#### [Activity]
Please output the entries that follow exactly, without a single image.

#### [Source information]
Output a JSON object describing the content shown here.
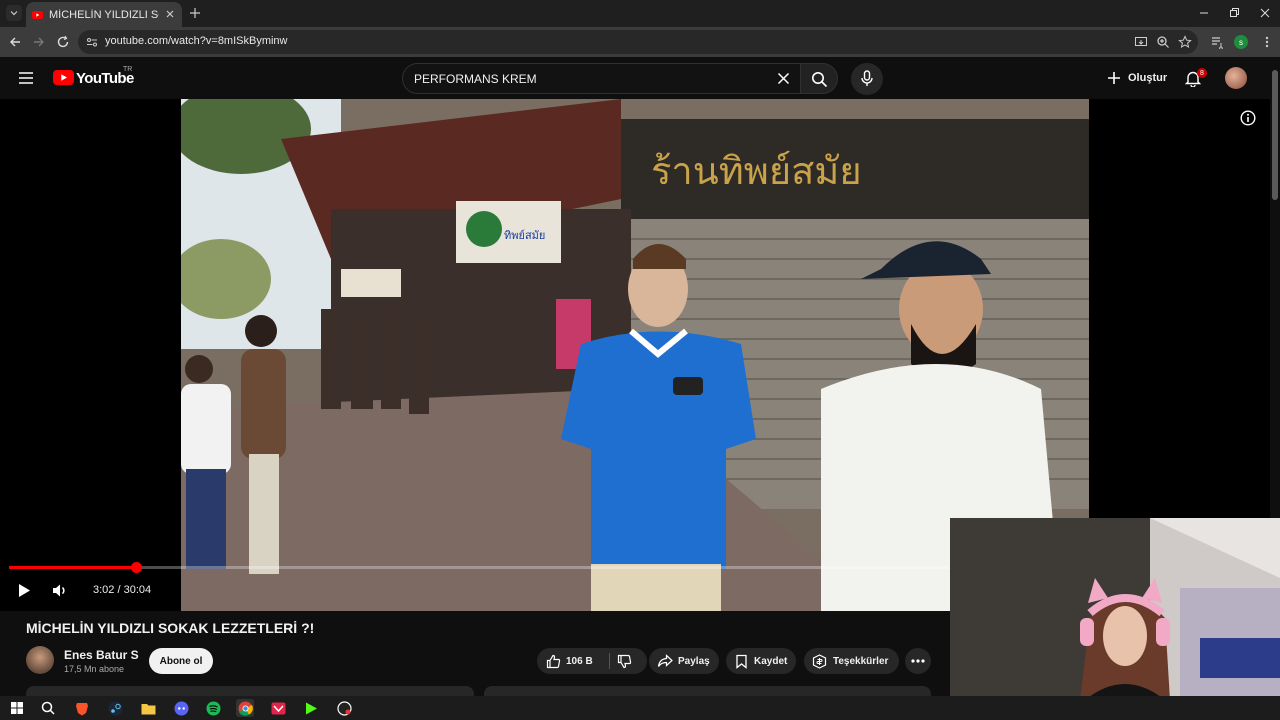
{
  "browser": {
    "tab_title": "MİCHELİN YILDIZLI SOKAK LEZZ",
    "url": "youtube.com/watch?v=8mISkByminw",
    "profile_initial": "s"
  },
  "youtube": {
    "logo": "YouTube",
    "region": "TR",
    "search_query": "PERFORMANS KREM",
    "create_label": "Oluştur",
    "notification_count": "8"
  },
  "player": {
    "time": "3:02 / 30:04",
    "progress_fraction": 0.135,
    "shop_sign_text": "ทิพย์สมัย",
    "big_sign_text": "ร้านทิพย์สมัย"
  },
  "video": {
    "title": "MİCHELİN YILDIZLI SOKAK LEZZETLERİ ?!",
    "channel": "Enes Batur S",
    "subscribers": "17,5 Mn abone",
    "subscribe_label": "Abone ol",
    "likes": "106 B",
    "share_label": "Paylaş",
    "save_label": "Kaydet",
    "thanks_label": "Teşekkürler"
  },
  "colors": {
    "brand_red": "#ff0000",
    "background": "#0f0f0f",
    "pill": "#272727"
  }
}
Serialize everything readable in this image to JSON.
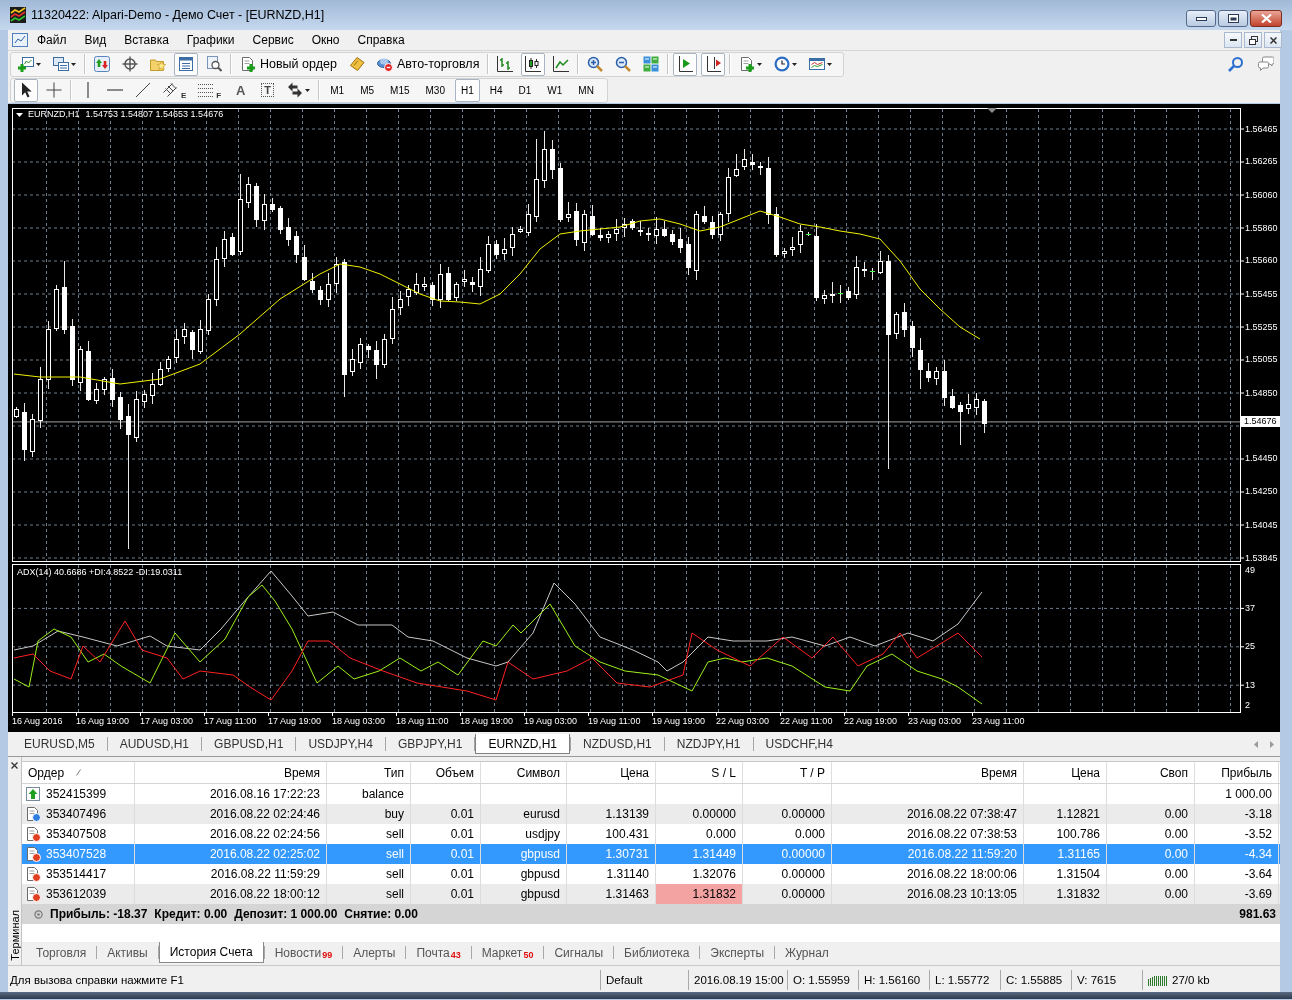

#### [Problem solution]
Output a JSON object describing the content shown here.
{
  "browser": {
    "tab_title": "MİCHELİN YILDIZLI SOKAK LEZZ",
    "url": "youtube.com/watch?v=8mISkByminw",
    "profile_initial": "s"
  },
  "youtube": {
    "logo": "YouTube",
    "region": "TR",
    "search_query": "PERFORMANS KREM",
    "create_label": "Oluştur",
    "notification_count": "8"
  },
  "player": {
    "time": "3:02 / 30:04",
    "progress_fraction": 0.135,
    "shop_sign_text": "ทิพย์สมัย",
    "big_sign_text": "ร้านทิพย์สมัย"
  },
  "video": {
    "title": "MİCHELİN YILDIZLI SOKAK LEZZETLERİ ?!",
    "channel": "Enes Batur S",
    "subscribers": "17,5 Mn abone",
    "subscribe_label": "Abone ol",
    "likes": "106 B",
    "share_label": "Paylaş",
    "save_label": "Kaydet",
    "thanks_label": "Teşekkürler"
  },
  "colors": {
    "brand_red": "#ff0000",
    "background": "#0f0f0f",
    "pill": "#272727"
  }
}
Serialize everything readable in this image to JSON.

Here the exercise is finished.